21. I am afraid that we may have reached the situation chastised by Dr. Goh, that today’s policy makers live in a different society from the average Singaporean. During my MPS sessions I encounter a fair number of residents who question the rationale of government policies. They feel that the government does not understand their needs and concerns but instead craft policy while seated in, what effectively seems like a different world, an ideal clean and sterile policy lab or an ivory tower perched high up.

22. I urge the government to look at reorganizing the policy making process. To encourage for policy inputs from all segments of society at all stages of the process. I spoke about this a couple of years ago and suggested a more bottoms up process in policy making instead of continuing the current top down process driven mainly by civil servants who have don’t have a good feel of issues on the ground.

23. We will need to remove this elitism from the policy-making process, to reverse it to make it more bottom-up and driven by the man in the street. This will change the ways our policies are shaped and changed and I am confident that it will also lead to ministers having to deal with less fire-fighting as the policies were developed from a different and diverse perspective.

Embracing Diversity for talent in Civil Service

24. The top echelons of the civil service and government has been populated by hand-picked scholars who were chosen primarily on their academic achievements. Having the most academically talented Singaporeans in these vaulted positions it does pose certain problems. Many scholars are parachuted into high positions at a young age. They may lack the experience or understand-ing of the ground sentiment to effectively craft and implement policies that affect the majority of the population. We also risk the problem of group think if the decision makers are effectively ‘cut from the same cloth’. Having a bit of diversity even in the policy-making bureau can actually be beneficial, just as it is desired in any other team.

25. Let me share an example from our uniformed services. In the late 80s and 90s, our armed forces and police force focused on promoting many of the returning scholars to very senior positions very fast while those with less academic qualifications did not get similar opportunities to take up higher ranks in the uniformed services. The result over the years was stagnation for many of those with lower academic qualifications and finally retirement as they did not see their career go-ing anyway. This led to a rapid depletion of very good ground commanders replaced with high flying scholars who got the opportunities because of their academic success. I feel this happened for too many such good ground commanders too quickly resulting in loss of experience and the ability to deal with ground issues. The preliminary findings from the Little India riots do seem to indicate that there the lack of experience was as an issue. I hope I am wrong in my assessment of the type of leaders we have in some areas of the civil service because if I am right, we will continue to see many more problems simply because the policy makers don’t understand the ground issues and are far detached from the reality of what is happening and what is needed to improve Singaporeans’ life. We need the best people for the respective jobs not necessarily the best aca-demically qualified for all the jobs. As the largest employer in Singapore, the Public Service should lead the way in talent management.

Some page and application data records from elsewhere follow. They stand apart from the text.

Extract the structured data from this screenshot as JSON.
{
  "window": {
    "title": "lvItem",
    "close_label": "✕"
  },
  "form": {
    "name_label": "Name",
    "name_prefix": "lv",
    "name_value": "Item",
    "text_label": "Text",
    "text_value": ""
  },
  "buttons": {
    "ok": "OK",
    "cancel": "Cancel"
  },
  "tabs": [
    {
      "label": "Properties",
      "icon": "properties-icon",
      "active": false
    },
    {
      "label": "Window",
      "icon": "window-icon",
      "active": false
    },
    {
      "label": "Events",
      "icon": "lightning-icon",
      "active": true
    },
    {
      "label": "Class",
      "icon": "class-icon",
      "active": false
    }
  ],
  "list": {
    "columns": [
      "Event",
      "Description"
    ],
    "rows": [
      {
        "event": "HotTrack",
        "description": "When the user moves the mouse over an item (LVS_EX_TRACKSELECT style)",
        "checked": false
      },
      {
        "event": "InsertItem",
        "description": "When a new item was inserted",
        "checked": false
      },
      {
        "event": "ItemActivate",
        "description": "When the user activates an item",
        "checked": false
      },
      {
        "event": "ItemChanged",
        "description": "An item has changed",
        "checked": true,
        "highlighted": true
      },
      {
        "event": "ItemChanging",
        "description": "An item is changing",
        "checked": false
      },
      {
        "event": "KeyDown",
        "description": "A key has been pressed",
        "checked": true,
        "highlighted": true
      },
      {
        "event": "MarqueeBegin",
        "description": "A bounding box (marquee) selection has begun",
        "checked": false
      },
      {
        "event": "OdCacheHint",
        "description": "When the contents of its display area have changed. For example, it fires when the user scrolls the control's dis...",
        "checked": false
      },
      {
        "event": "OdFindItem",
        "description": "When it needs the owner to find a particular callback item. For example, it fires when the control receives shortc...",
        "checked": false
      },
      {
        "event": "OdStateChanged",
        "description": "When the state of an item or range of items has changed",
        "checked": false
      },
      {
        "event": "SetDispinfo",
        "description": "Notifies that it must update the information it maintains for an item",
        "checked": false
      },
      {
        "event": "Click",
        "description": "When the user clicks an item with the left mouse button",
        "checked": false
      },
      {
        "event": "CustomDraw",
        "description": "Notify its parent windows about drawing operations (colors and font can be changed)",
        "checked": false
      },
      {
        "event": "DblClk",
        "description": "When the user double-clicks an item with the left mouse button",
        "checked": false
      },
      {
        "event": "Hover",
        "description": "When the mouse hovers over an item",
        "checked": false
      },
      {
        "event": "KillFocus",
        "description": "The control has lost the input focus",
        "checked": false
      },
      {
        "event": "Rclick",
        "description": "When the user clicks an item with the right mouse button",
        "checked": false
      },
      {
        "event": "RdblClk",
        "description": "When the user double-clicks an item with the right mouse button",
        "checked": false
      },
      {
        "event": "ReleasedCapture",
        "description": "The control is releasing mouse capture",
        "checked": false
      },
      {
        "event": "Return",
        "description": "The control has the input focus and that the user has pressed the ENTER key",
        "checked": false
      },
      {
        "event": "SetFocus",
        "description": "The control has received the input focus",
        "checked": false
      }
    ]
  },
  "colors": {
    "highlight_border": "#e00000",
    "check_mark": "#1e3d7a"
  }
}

Parting Note: Meritocracy and the whole scholarship system when first conceived in Singapore’s founding years were all well-intention and good. But many of these systems, like the CPF system and GRC scheme, have been tweaked and perverted beyond its initial good intentions and is becoming a growing cancer in Singapore and if not nip in the bud early, which no one in the current cohort of the leadership has the courage and will to do it, may prove to be the beginning of a slippery rope for Singapore.


Related links: